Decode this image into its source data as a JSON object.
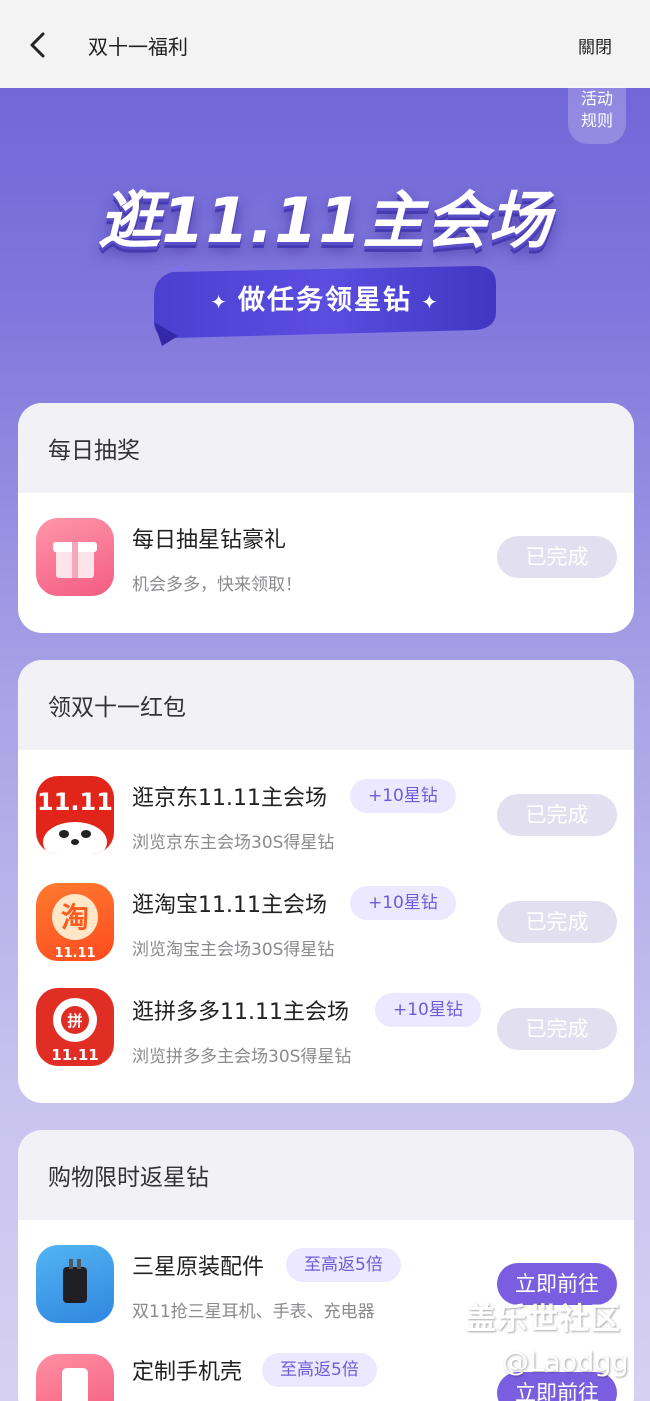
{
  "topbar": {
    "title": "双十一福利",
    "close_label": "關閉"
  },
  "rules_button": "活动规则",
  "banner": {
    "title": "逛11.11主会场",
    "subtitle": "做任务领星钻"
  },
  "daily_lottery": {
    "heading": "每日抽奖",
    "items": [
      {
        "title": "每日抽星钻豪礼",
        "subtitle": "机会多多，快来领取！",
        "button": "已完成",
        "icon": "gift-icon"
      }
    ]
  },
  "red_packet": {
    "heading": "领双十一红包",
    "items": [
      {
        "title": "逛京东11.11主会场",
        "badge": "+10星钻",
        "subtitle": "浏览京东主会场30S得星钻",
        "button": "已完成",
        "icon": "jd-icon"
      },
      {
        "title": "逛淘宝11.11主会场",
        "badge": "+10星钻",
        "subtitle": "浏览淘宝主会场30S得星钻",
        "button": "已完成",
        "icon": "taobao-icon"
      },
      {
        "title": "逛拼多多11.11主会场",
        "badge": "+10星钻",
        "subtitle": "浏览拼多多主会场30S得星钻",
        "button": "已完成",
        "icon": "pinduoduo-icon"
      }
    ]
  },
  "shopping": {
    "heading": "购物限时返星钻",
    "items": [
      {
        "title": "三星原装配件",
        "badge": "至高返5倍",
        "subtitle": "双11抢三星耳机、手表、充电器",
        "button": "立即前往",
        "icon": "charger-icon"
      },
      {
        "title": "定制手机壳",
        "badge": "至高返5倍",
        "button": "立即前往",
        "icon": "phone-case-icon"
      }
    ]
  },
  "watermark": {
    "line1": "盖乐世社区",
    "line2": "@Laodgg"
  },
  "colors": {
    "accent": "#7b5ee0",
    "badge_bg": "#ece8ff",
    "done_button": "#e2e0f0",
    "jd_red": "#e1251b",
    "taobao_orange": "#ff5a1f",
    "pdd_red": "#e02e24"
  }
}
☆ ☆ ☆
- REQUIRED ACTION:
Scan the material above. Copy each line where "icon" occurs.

- WORKED SOLUTION:
        "icon": "gift-icon"
        "icon": "jd-icon"
        "icon": "taobao-icon"
        "icon": "pinduoduo-icon"
        "icon": "charger-icon"
        "icon": "phone-case-icon"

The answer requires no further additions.